I am interested in phonology, especially its interface with phonetics and morphology; sign language phonetics; derivational opacity; linguistic typology; ludlings (language games, like Pig Latin); constructed languages (like Esperanto and Klingon), especially their use as an educational tool; Polish and Slavic phonology; historical phonology; mathematical and statistical models of linguistic phenomena; and in general, the physical, biological, and cognitive factors that shape language.

I've most recently been working on the articulatory and perceptual phonetics of more than two dozen sign languages, phonetically-informed historical reconstruction for sign languages, and the effects of prosody on eye gaze in reading tasks in English.


Fall 2017:
LIN 200: Introduction to Language
LIN 305: Quantitative Methods in Linguistics

Winter 2018:
LIN 200: Introduction to Language
LIN 1121: Phonological Theory

other courses taught:
phonetics, syntax, semantics, historical linguistics, linguistic typology and constructed languages, research methods


SB in Mathematics, minor in Linguistics, MIT (1996)
MA and PhD in Linguistics, University of California, Santa Cruz (2000, 2003)
PhD dissertation: Opacity and sound change in the Polish lexicon [ PDF ]

Recent Work

— 2017 —

Sanders, Nathan. 2017 (expected). A modular introduction to phonetics and phonology [tentative title]. Textbook contracted with Oxford University Press.

Sanders, Nathan. 2017. Some issues in the perceptual phonetics of sign language: Motion-in-depth and the horizontal-vertical illusion. 2017 CRC-Sponsored Summer Phonetics/Phonology Workshop at the University of Toronto. [ PDF (handout) ]

Sanders, Nathan. 2017. Scales of effort in sign language articulation and perception. Invited talk at the University of Delaware. [ PDF (slides) ]

Sanders, Nathan. 2017. What sign languages tell us about phonetics: Expanding the notion of articulatory effort. Invited talk at the University of Toronto on joint work with Donna Jo Napoli. [ PDF (slides) ]

Sanders, Nathan. 2017. Constructed languages as a bridge to interdisciplinary teaching. Presentation in the Teaching Linguistics with Invented Languages organized session. The 91st Annual Meeting of the Linguistic Society of America. [ PDF (slides) ]

— 2016 —

Sanders, Nathan, and Donna Jo Napoli. 2016. A cross-linguistic preference for torso stability in the lexicon: Evidence from 24 sign languages.
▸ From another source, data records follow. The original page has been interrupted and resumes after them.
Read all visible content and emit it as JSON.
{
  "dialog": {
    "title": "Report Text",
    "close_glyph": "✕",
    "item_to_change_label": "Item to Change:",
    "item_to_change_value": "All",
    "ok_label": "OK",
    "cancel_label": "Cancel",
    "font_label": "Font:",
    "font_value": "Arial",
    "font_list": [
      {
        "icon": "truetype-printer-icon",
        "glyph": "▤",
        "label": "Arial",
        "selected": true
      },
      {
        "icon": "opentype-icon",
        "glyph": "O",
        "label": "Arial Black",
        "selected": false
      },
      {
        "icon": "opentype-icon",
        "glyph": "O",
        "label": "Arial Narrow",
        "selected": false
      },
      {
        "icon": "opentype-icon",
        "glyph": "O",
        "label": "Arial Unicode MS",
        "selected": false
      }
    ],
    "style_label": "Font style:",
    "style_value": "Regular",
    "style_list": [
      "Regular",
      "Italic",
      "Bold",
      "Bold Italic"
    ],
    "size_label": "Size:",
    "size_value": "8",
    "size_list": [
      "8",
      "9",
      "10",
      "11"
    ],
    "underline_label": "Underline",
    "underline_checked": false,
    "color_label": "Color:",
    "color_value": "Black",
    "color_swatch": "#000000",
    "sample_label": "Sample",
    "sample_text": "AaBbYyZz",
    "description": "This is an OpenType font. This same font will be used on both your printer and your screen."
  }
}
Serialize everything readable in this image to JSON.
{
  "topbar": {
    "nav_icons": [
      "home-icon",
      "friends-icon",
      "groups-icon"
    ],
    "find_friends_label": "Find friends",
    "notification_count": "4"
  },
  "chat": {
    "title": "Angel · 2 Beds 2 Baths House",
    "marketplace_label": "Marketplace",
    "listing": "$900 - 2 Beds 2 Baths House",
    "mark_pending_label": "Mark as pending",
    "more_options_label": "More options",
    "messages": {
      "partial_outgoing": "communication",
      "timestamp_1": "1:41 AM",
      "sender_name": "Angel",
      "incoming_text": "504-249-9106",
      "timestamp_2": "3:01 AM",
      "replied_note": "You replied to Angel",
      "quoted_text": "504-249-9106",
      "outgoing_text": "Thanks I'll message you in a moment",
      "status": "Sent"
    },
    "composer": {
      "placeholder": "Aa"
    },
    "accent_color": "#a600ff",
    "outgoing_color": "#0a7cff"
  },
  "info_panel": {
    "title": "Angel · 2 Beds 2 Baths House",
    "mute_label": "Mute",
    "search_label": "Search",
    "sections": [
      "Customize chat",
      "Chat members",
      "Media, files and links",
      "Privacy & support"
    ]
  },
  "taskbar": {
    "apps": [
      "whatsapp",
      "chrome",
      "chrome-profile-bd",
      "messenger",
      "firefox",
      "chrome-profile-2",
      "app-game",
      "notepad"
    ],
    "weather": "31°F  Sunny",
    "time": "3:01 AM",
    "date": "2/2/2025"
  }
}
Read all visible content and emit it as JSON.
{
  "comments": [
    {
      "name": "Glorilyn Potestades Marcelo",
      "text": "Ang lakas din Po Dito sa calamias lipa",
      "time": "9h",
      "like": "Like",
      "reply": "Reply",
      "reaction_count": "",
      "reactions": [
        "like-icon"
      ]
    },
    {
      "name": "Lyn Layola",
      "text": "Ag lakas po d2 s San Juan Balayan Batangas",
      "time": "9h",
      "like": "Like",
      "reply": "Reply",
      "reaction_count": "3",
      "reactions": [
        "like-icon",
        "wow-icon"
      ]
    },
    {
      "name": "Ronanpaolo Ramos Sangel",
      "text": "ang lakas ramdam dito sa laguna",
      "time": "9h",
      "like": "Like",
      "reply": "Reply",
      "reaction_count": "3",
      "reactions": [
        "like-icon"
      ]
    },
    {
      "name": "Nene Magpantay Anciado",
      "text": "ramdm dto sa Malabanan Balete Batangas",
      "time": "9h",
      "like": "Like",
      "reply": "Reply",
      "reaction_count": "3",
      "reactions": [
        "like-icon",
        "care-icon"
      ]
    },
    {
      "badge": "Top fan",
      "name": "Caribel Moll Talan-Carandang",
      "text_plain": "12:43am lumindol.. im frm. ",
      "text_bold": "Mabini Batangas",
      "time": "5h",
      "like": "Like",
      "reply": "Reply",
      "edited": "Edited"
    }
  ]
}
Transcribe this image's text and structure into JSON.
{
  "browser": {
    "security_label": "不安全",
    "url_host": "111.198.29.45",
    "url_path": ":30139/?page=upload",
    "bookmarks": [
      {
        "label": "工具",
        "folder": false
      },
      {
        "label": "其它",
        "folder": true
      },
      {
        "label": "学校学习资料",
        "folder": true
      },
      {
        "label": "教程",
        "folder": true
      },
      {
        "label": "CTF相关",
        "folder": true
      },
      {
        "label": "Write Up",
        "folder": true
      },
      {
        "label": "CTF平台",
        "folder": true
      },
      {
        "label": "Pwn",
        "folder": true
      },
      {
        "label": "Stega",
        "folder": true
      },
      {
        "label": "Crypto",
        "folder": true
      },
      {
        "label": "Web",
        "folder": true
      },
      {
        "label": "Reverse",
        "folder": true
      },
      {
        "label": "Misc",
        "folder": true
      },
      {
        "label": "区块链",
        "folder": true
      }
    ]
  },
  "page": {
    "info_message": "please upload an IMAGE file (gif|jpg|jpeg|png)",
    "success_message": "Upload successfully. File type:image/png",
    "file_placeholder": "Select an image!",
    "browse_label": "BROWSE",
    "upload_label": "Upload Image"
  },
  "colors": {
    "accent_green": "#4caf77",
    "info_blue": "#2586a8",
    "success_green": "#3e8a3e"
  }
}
Sign Language & Linguistics 19(2). 197–231. [ PDF (preprint) ] [ DOI ]

Sanders, Nathan, and Donna Jo Napoli. 2016. Signs of efficiency: Maintaining torso stability affects sign language vocabulary. Natural History 124(9). 28–32. [ PDF ]

Sanders, Nathan. 2016. Constructed languages in the classroom. Language 92(3). e192–e204. [ DOI ]

Sanders, Nathan, and Donna Jo Napoli. 2016. Reactive effort as a factor that shapes sign language lexicons. Language 92(2). 275–297. [ DOI ]

Sanders, Nathan. 2016. nslxIPA. Unicode IPA keyboard layout and documentation. v1.0. [ website ]

— 2015 —

Sanders, Nathan, and Donna Jo Napoli. 2015. Active and reactive effort in sign language phonetics. Invited talk for the Tri-Lo Linguistics Lecture Series at Swarthmore College. [ PDF (slides) ]

— 2014 —

Sanders, Nathan. 2014. Gradient (dis)harmony: Hidden harmony and anti-harmony. Poster presented at Phonology 2014 (Annual Meetings on Phonology), Massachusetts Institute of Technology. [ PDF (mini-paper) ] [ PDF (poster) ]

Napoli, Donna Jo, Nathan Sanders, and Rebecca Wright. 2014. On the linguistic effects of articulatory ease, with a focus on sign languages. Language 90(2). 424–456. [ DOI ]

Sanders, Nathan. 2006/2014. OTtablx. LaTeX software package and documentation. v0.4. [ website ]

— older work —


• games
• TV shows
• photography

Other Links

• my full CV (PDF)
• OTtablx (beta version), LaTeX package for drawing OT tableaux
• nslxIPA, keyboard layout for IPA symbols on Macs
• Language Log, a linguistics blog
• Jonathan Dowse's awesome clickable IPA chart
• linguistics majors at Williams College